◆ What needs to be done
Copy each entry below exactly. No images.

◆ Web page and app entries
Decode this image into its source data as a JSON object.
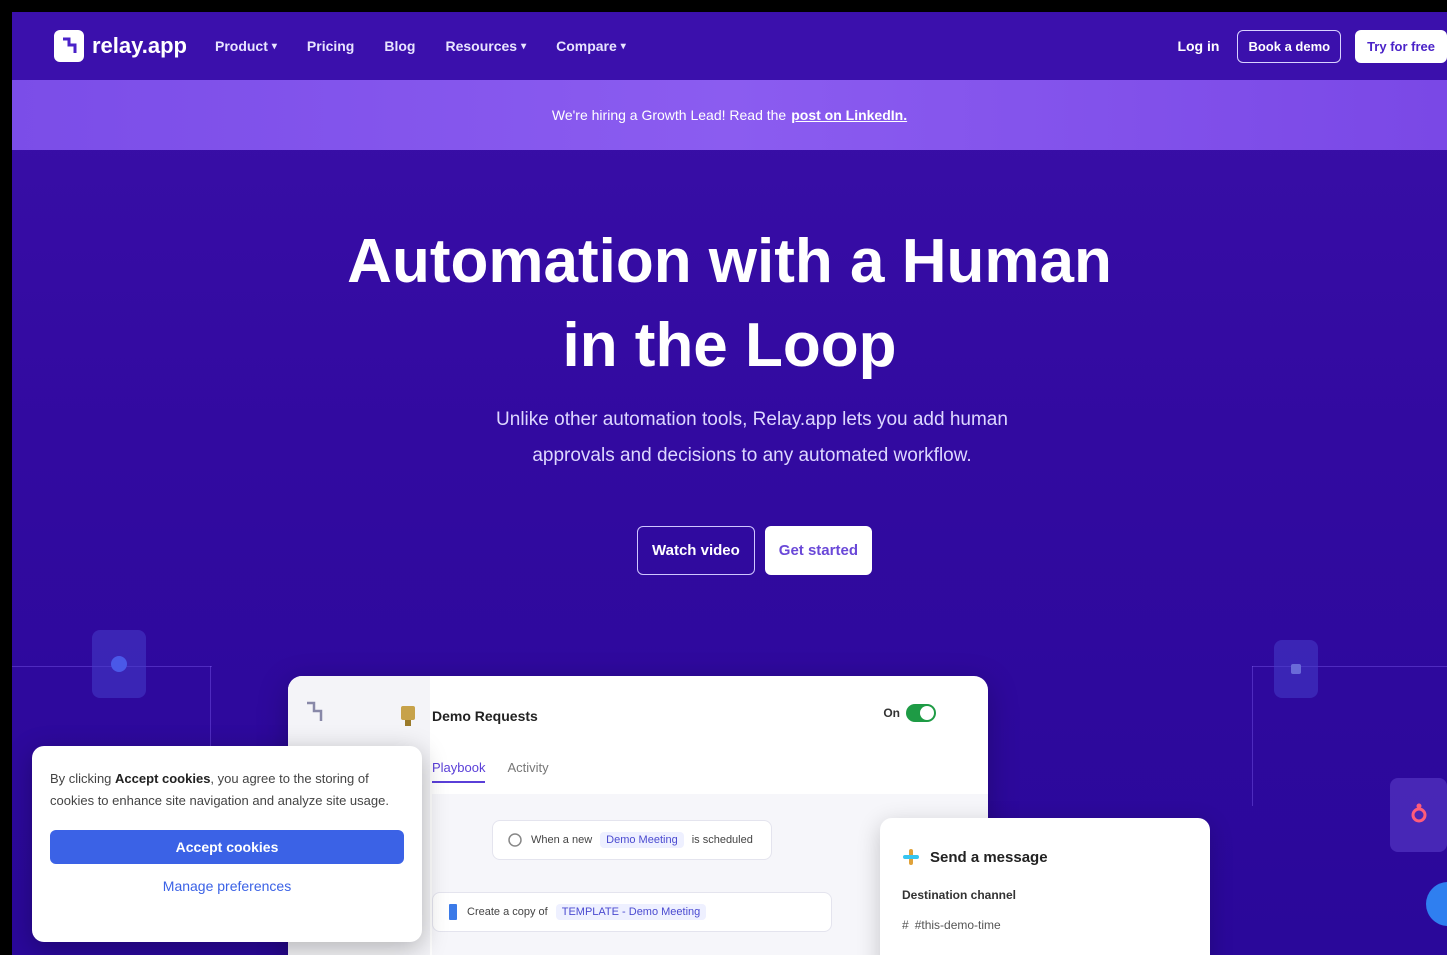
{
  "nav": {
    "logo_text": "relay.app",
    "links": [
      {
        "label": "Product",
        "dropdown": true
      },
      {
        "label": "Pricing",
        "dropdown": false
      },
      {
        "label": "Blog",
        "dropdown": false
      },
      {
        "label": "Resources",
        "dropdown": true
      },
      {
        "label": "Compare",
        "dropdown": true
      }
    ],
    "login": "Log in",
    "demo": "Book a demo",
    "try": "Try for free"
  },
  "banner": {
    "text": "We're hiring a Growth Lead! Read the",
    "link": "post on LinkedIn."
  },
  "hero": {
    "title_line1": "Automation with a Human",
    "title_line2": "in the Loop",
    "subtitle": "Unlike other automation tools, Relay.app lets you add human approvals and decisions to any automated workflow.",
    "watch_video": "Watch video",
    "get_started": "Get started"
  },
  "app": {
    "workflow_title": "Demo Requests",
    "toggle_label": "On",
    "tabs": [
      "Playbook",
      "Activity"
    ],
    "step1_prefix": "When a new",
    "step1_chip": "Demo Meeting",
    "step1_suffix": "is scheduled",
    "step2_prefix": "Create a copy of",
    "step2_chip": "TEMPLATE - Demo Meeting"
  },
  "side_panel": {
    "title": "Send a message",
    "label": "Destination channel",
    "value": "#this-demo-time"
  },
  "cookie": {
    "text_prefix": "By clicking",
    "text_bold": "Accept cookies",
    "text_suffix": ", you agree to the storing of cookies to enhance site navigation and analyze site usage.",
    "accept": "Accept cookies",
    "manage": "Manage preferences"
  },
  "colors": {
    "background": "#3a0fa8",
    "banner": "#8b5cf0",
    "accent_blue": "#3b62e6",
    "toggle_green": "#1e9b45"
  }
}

◆ Response to this exercise
Decode this image into its source data as a JSON object.
{
  "nav": {
    "logo_text": "relay.app",
    "links": [
      {
        "label": "Product",
        "dropdown": true
      },
      {
        "label": "Pricing",
        "dropdown": false
      },
      {
        "label": "Blog",
        "dropdown": false
      },
      {
        "label": "Resources",
        "dropdown": true
      },
      {
        "label": "Compare",
        "dropdown": true
      }
    ],
    "login": "Log in",
    "demo": "Book a demo",
    "try": "Try for free"
  },
  "banner": {
    "text": "We're hiring a Growth Lead! Read the",
    "link": "post on LinkedIn."
  },
  "hero": {
    "title_line1": "Automation with a Human",
    "title_line2": "in the Loop",
    "subtitle": "Unlike other automation tools, Relay.app lets you add human approvals and decisions to any automated workflow.",
    "watch_video": "Watch video",
    "get_started": "Get started"
  },
  "app": {
    "workflow_title": "Demo Requests",
    "toggle_label": "On",
    "tabs": [
      "Playbook",
      "Activity"
    ],
    "step1_prefix": "When a new",
    "step1_chip": "Demo Meeting",
    "step1_suffix": "is scheduled",
    "step2_prefix": "Create a copy of",
    "step2_chip": "TEMPLATE - Demo Meeting"
  },
  "side_panel": {
    "title": "Send a message",
    "label": "Destination channel",
    "value": "#this-demo-time"
  },
  "cookie": {
    "text_prefix": "By clicking",
    "text_bold": "Accept cookies",
    "text_suffix": ", you agree to the storing of cookies to enhance site navigation and analyze site usage.",
    "accept": "Accept cookies",
    "manage": "Manage preferences"
  },
  "colors": {
    "background": "#3a0fa8",
    "banner": "#8b5cf0",
    "accent_blue": "#3b62e6",
    "toggle_green": "#1e9b45"
  }
}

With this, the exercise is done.